Segment Open

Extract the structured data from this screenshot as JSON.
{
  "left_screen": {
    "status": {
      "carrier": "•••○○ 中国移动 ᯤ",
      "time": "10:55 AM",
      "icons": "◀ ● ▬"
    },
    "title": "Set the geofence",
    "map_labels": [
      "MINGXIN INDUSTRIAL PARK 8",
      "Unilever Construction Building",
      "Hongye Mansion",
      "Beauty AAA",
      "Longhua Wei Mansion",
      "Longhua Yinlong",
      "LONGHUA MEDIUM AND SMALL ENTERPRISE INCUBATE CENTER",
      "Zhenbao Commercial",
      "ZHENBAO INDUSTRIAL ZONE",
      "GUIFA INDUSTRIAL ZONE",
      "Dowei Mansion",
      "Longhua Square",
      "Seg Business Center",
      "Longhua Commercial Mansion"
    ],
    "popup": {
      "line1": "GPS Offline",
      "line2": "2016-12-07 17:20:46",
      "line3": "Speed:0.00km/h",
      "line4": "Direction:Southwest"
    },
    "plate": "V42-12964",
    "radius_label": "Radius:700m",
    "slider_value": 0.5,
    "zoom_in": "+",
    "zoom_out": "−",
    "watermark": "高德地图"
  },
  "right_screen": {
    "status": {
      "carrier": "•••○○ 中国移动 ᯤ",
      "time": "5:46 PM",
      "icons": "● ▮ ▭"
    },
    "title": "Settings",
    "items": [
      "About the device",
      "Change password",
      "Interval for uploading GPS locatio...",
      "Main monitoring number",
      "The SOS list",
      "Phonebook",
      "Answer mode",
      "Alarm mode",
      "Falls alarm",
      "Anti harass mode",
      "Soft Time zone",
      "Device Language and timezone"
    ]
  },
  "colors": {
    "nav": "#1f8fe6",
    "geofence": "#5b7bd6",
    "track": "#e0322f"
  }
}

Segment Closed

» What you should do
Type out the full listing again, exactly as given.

» Written solution
Extract the structured data from this screenshot as JSON.
{
  "left_screen": {
    "status": {
      "carrier": "•••○○ 中国移动 ᯤ",
      "time": "10:55 AM",
      "icons": "◀ ● ▬"
    },
    "title": "Set the geofence",
    "map_labels": [
      "MINGXIN INDUSTRIAL PARK 8",
      "Unilever Construction Building",
      "Hongye Mansion",
      "Beauty AAA",
      "Longhua Wei Mansion",
      "Longhua Yinlong",
      "LONGHUA MEDIUM AND SMALL ENTERPRISE INCUBATE CENTER",
      "Zhenbao Commercial",
      "ZHENBAO INDUSTRIAL ZONE",
      "GUIFA INDUSTRIAL ZONE",
      "Dowei Mansion",
      "Longhua Square",
      "Seg Business Center",
      "Longhua Commercial Mansion"
    ],
    "popup": {
      "line1": "GPS Offline",
      "line2": "2016-12-07 17:20:46",
      "line3": "Speed:0.00km/h",
      "line4": "Direction:Southwest"
    },
    "plate": "V42-12964",
    "radius_label": "Radius:700m",
    "slider_value": 0.5,
    "zoom_in": "+",
    "zoom_out": "−",
    "watermark": "高德地图"
  },
  "right_screen": {
    "status": {
      "carrier": "•••○○ 中国移动 ᯤ",
      "time": "5:46 PM",
      "icons": "● ▮ ▭"
    },
    "title": "Settings",
    "items": [
      "About the device",
      "Change password",
      "Interval for uploading GPS locatio...",
      "Main monitoring number",
      "The SOS list",
      "Phonebook",
      "Answer mode",
      "Alarm mode",
      "Falls alarm",
      "Anti harass mode",
      "Soft Time zone",
      "Device Language and timezone"
    ]
  },
  "colors": {
    "nav": "#1f8fe6",
    "geofence": "#5b7bd6",
    "track": "#e0322f"
  }
}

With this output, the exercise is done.